Overall I believe we are implementing best practices. \x0d\x0dRegarding the question re whether the director of the program is a practising conference interpreter. I (Y Sayeg) was a practising conference interpreter and AIIC member until diagnosed with cancer 2 years ago. I am still a member of AIIC but for the time being only interpreting at shorter meetings while in the rehabilitation phase. I plan to return to 'normal' workload as soon as my health condition permits.\x0dLikewise, re percentage of courses taught by AIIC members: for the same reason I (Y Sayeg) am teaching a half-time load.

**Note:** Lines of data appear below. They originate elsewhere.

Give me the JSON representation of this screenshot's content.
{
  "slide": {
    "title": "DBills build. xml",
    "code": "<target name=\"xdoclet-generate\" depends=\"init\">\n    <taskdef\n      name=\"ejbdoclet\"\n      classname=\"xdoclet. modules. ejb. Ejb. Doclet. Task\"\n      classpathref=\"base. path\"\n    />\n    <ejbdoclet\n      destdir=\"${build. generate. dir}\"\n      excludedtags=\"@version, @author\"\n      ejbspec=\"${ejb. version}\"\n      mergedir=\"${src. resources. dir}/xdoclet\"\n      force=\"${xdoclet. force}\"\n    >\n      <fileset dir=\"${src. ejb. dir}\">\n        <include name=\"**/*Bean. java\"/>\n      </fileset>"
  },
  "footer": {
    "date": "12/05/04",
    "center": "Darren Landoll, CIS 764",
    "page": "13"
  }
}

Therefore the current percentage of courses taught by an AIIC member is 36%. Once I return to full-time work this percentage will increase to 65%.


Do you have specific needs of trainer's training?


What kind of support would you like to receive from AIIC Training?

All of the above would be wonderful, but unfortunately probably not feasible given the geographical distance between Australia and Europe (unless we could arrange a video conference or something similar) and our funding situation.


If you feel that the phrasing or terminology used in some of the questions do not allow you to describe the circumtances at your school,
or you would like to include other relevant comments, please do not hesitate to provide additional information below:

Some clarifying comments:\x0d\x0d1. Admission requirements - a) time spent abroad is not an official requirement but we find that candidates that have not spent time abroad generally do not pass our aptitude test.\x0d\x0db) Aptitude test is not necessarily held on-site at the university, due to the geographical distances involved between Japan and Australia. Local students sit the aptitude test on campus.\x0dJapanese students can sit the test at a centre in Tokyo. Students outside of Tokyo or in other countries , or Australian students outside of south-east Queensland, may sit the test with a supervisor (a university professor) who then sends us the completed test.\x0d\x0d2. Re exams: under university rules, students who fail the interpreting exams may only sit a supplementary exam if this is the only subject they need to pass the degree. Therefore if for example they also failed the translation exam they would not be entitled to sit for any supplementary exams and would fail the degree. However they would be able to graduate with a Graduate\x0dDiploma in Japanese Interpreting and Translation, equivalent to the 1st year of the MAJIT (MA in Japanese Interpreting and Translation) program.\x0d\x0d3. Although we now have only one AIIC member on staff, three of our part-time interpreting instructors are accredited at Conference Interpreter level by the National Accreditation Authority for Translators and Interpreters (NAATI). (AIIC members are NAATI Senior Conference Interpreters.) For the final exams, the examiners include UQ MAJIT staff members (1 AIIC, 1 NAATI Conference Interpreter) plus one external examiner who is an AIIC member.

Which language combination did your programme include during the last academic year?

Enter EVERY source-target language pair that your programme offers ON A REGULAR BASIS.

Are any languages compulsory? if yes, which?

Does your school ALSO offer additional languages which are NOT part of the regular programme as defined here, but for which students may apply?